What you are asked to do >> In the material below, find each line with the word "pesan" and copy it.

┌────────

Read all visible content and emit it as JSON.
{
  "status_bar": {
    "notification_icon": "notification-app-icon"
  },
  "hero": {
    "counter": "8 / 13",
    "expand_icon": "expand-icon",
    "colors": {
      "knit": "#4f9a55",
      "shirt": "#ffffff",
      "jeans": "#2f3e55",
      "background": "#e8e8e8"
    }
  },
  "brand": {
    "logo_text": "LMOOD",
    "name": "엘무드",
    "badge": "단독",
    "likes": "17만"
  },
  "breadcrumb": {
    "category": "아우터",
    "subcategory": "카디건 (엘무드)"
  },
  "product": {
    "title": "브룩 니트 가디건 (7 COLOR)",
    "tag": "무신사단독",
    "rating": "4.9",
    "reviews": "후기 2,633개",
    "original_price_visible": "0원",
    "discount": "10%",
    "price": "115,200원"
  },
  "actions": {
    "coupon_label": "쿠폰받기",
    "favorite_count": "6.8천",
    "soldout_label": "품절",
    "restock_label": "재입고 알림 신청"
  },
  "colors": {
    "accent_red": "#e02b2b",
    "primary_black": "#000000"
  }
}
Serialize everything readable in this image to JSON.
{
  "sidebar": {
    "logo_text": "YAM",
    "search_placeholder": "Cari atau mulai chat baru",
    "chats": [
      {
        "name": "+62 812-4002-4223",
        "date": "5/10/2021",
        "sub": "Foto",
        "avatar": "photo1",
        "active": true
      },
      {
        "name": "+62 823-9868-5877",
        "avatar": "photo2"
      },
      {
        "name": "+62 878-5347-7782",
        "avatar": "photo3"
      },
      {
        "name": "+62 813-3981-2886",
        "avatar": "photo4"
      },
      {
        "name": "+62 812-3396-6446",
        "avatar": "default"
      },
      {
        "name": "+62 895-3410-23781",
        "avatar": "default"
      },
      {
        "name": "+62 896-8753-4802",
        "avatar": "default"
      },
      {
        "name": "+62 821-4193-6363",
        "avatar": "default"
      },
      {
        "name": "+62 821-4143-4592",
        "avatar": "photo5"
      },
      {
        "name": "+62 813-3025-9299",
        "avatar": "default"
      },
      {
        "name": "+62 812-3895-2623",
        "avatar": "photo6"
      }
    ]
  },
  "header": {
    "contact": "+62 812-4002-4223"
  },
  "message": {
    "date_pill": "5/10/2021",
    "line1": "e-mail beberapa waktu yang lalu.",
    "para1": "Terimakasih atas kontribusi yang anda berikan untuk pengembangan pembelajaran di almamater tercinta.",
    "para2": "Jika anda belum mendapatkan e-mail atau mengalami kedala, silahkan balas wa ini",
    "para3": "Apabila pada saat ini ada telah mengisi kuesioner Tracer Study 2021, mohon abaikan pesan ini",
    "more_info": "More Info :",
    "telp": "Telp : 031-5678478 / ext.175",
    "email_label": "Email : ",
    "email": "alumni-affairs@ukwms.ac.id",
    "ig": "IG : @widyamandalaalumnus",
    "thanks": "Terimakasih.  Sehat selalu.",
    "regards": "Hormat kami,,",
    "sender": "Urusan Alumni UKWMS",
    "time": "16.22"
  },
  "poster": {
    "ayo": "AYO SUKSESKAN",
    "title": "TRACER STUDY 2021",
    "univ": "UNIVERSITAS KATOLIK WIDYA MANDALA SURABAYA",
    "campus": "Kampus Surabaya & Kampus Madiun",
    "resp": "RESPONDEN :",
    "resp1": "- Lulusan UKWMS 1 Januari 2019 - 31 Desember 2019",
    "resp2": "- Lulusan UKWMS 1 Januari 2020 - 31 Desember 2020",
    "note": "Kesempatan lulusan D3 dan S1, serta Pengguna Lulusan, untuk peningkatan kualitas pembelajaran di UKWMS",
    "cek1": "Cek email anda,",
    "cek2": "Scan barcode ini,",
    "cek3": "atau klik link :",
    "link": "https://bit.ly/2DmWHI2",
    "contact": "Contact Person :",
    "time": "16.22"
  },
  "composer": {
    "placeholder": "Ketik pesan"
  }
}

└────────

Result of the task >>
    "para3": "Apabila pada saat ini ada telah mengisi kuesioner Tracer Study 2021, mohon abaikan pesan ini",
    "placeholder": "Ketik pesan"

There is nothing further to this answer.